collection rather than emulating any harmonic motion.146
i thank you God for most this amazing day
Whitacre begins this piece on a pure C major triad, which then expands to an
a(8,t)/0 chord on the word “God” (see Figure 23).147 Whitacre gives a description of this
motion: “the first three chords … dissolve to the cluster on the word ‘God.’”148
Whitacre’s use of the verb “dissolve” here shows that he thinks of the pure triad as being
more stable or well-ordered than this added-tone sonority but also implies that the pure C
triad contained within itself the potential for the a(8,t)/0 chord. This may be because the
added-tone sonority only contains pitches from the C major collection implied by the first
triad, and also retains two pitches from the original triad.
On a structural level, the a(8,t) chord can be seen as passing between the C triad
and the e minor arpeggiations. Apart from the root motion by third, each added tone is
clearly moving in stepwise motion toward a goal. Here again, Whitacre’s tendency to
hold onto previous tones makes the sonority much richer than it may otherwise have
been. The ultimate goal seems to be an F major chord, which is reached at the downbeat
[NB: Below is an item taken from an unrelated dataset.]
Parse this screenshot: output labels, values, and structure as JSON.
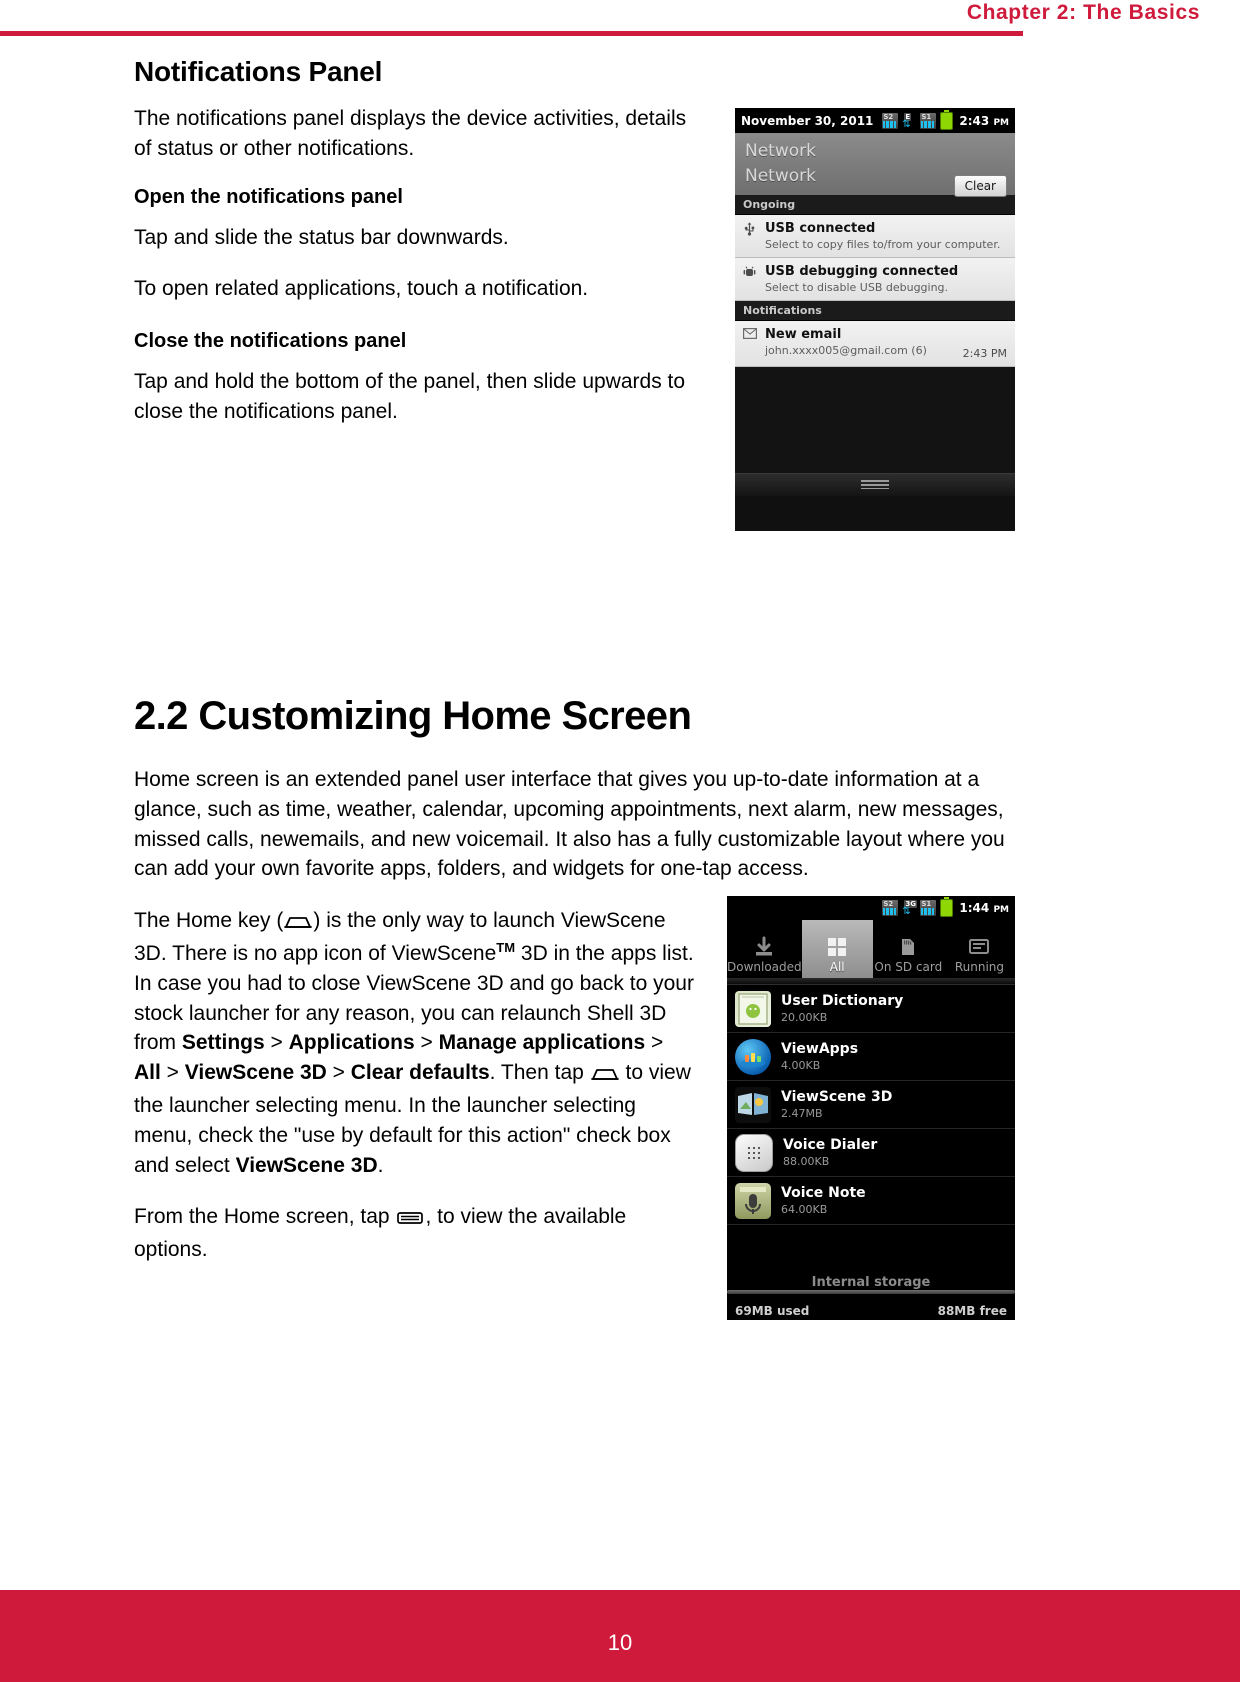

of measure four and sustained, with different added tones, for six full beats.
146
The default interpretation of all but one of the chords in this passage is that of a B-flat minor triad with
added tones. The chord on the fourth beat of measure three, however, defaults to a G-flat major triad with
added tones; this is an example of a situation where context would dictate the choice of a non-default
interpretation.
147
We have already examined this chord as part in the case studies of chapters two and three.
148
Whitacre, “Writing The Stolen Child, Part II,” weblog.
101